§ **EXERCISE**
Copy the records below exactly. Include all of them.

● ● ● ● ●

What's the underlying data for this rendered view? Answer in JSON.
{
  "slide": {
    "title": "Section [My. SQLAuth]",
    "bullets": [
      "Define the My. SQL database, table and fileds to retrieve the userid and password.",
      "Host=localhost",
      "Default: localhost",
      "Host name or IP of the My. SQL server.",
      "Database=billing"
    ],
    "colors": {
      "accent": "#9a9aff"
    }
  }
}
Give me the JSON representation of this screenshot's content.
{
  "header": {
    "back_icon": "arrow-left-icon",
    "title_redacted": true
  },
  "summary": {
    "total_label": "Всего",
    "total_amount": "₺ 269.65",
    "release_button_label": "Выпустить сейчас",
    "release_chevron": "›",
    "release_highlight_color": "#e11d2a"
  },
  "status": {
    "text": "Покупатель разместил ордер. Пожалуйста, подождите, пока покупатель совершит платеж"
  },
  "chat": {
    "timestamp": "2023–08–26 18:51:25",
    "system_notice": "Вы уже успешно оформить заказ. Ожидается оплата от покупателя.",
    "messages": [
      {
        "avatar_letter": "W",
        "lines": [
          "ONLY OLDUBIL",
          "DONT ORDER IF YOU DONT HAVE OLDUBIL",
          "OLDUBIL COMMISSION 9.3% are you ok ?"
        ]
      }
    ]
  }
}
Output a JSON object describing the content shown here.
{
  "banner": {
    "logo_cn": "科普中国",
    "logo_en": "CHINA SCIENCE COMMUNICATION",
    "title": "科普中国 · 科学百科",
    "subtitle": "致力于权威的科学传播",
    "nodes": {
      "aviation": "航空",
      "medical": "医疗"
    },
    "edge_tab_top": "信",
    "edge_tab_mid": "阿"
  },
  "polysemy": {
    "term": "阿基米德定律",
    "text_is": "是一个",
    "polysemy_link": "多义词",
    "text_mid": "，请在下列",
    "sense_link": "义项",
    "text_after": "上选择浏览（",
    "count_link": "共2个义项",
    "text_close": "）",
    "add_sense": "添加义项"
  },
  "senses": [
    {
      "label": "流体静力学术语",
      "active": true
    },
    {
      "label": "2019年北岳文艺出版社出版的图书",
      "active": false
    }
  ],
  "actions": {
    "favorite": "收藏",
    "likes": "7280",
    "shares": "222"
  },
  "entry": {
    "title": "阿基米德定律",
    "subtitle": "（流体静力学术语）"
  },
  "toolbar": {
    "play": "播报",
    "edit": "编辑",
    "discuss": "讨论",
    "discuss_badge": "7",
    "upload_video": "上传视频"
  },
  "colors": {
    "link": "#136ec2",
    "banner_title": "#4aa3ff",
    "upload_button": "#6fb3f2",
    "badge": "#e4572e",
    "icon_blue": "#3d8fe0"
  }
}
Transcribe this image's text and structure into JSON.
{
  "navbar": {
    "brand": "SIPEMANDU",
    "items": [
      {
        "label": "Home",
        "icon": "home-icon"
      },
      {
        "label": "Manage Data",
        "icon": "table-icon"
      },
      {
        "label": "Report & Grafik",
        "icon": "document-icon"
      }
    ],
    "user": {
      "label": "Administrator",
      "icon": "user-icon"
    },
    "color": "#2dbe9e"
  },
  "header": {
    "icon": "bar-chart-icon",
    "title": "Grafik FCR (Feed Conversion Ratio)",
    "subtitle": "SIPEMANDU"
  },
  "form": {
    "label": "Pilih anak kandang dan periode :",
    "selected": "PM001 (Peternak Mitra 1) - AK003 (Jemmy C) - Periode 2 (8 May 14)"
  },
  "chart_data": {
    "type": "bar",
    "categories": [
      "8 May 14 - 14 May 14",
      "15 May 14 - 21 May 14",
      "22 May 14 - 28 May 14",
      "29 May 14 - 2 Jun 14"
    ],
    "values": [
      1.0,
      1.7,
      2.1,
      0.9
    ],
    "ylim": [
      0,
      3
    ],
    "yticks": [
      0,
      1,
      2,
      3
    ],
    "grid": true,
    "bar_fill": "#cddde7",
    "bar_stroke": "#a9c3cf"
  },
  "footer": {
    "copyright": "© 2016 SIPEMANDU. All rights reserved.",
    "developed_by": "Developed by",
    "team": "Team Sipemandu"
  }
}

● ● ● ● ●

§ **RESULT OF THE TASK**
What's the underlying data for this rendered view? Answer in JSON.
{
  "slide": {
    "title": "Section [My. SQLAuth]",
    "bullets": [
      "Define the My. SQL database, table and fileds to retrieve the userid and password.",
      "Host=localhost",
      "Default: localhost",
      "Host name or IP of the My. SQL server.",
      "Database=billing"
    ],
    "colors": {
      "accent": "#9a9aff"
    }
  }
}
Give me the JSON representation of this screenshot's content.
{
  "header": {
    "back_icon": "arrow-left-icon",
    "title_redacted": true
  },
  "summary": {
    "total_label": "Всего",
    "total_amount": "₺ 269.65",
    "release_button_label": "Выпустить сейчас",
    "release_chevron": "›",
    "release_highlight_color": "#e11d2a"
  },
  "status": {
    "text": "Покупатель разместил ордер. Пожалуйста, подождите, пока покупатель совершит платеж"
  },
  "chat": {
    "timestamp": "2023–08–26 18:51:25",
    "system_notice": "Вы уже успешно оформить заказ. Ожидается оплата от покупателя.",
    "messages": [
      {
        "avatar_letter": "W",
        "lines": [
          "ONLY OLDUBIL",
          "DONT ORDER IF YOU DONT HAVE OLDUBIL",
          "OLDUBIL COMMISSION 9.3% are you ok ?"
        ]
      }
    ]
  }
}
Output a JSON object describing the content shown here.
{
  "banner": {
    "logo_cn": "科普中国",
    "logo_en": "CHINA SCIENCE COMMUNICATION",
    "title": "科普中国 · 科学百科",
    "subtitle": "致力于权威的科学传播",
    "nodes": {
      "aviation": "航空",
      "medical": "医疗"
    },
    "edge_tab_top": "信",
    "edge_tab_mid": "阿"
  },
  "polysemy": {
    "term": "阿基米德定律",
    "text_is": "是一个",
    "polysemy_link": "多义词",
    "text_mid": "，请在下列",
    "sense_link": "义项",
    "text_after": "上选择浏览（",
    "count_link": "共2个义项",
    "text_close": "）",
    "add_sense": "添加义项"
  },
  "senses": [
    {
      "label": "流体静力学术语",
      "active": true
    },
    {
      "label": "2019年北岳文艺出版社出版的图书",
      "active": false
    }
  ],
  "actions": {
    "favorite": "收藏",
    "likes": "7280",
    "shares": "222"
  },
  "entry": {
    "title": "阿基米德定律",
    "subtitle": "（流体静力学术语）"
  },
  "toolbar": {
    "play": "播报",
    "edit": "编辑",
    "discuss": "讨论",
    "discuss_badge": "7",
    "upload_video": "上传视频"
  },
  "colors": {
    "link": "#136ec2",
    "banner_title": "#4aa3ff",
    "upload_button": "#6fb3f2",
    "badge": "#e4572e",
    "icon_blue": "#3d8fe0"
  }
}
Transcribe this image's text and structure into JSON.
{
  "navbar": {
    "brand": "SIPEMANDU",
    "items": [
      {
        "label": "Home",
        "icon": "home-icon"
      },
      {
        "label": "Manage Data",
        "icon": "table-icon"
      },
      {
        "label": "Report & Grafik",
        "icon": "document-icon"
      }
    ],
    "user": {
      "label": "Administrator",
      "icon": "user-icon"
    },
    "color": "#2dbe9e"
  },
  "header": {
    "icon": "bar-chart-icon",
    "title": "Grafik FCR (Feed Conversion Ratio)",
    "subtitle": "SIPEMANDU"
  },
  "form": {
    "label": "Pilih anak kandang dan periode :",
    "selected": "PM001 (Peternak Mitra 1) - AK003 (Jemmy C) - Periode 2 (8 May 14)"
  },
  "chart_data": {
    "type": "bar",
    "categories": [
      "8 May 14 - 14 May 14",
      "15 May 14 - 21 May 14",
      "22 May 14 - 28 May 14",
      "29 May 14 - 2 Jun 14"
    ],
    "values": [
      1.0,
      1.7,
      2.1,
      0.9
    ],
    "ylim": [
      0,
      3
    ],
    "yticks": [
      0,
      1,
      2,
      3
    ],
    "grid": true,
    "bar_fill": "#cddde7",
    "bar_stroke": "#a9c3cf"
  },
  "footer": {
    "copyright": "© 2016 SIPEMANDU. All rights reserved.",
    "developed_by": "Developed by",
    "team": "Team Sipemandu"
  }
}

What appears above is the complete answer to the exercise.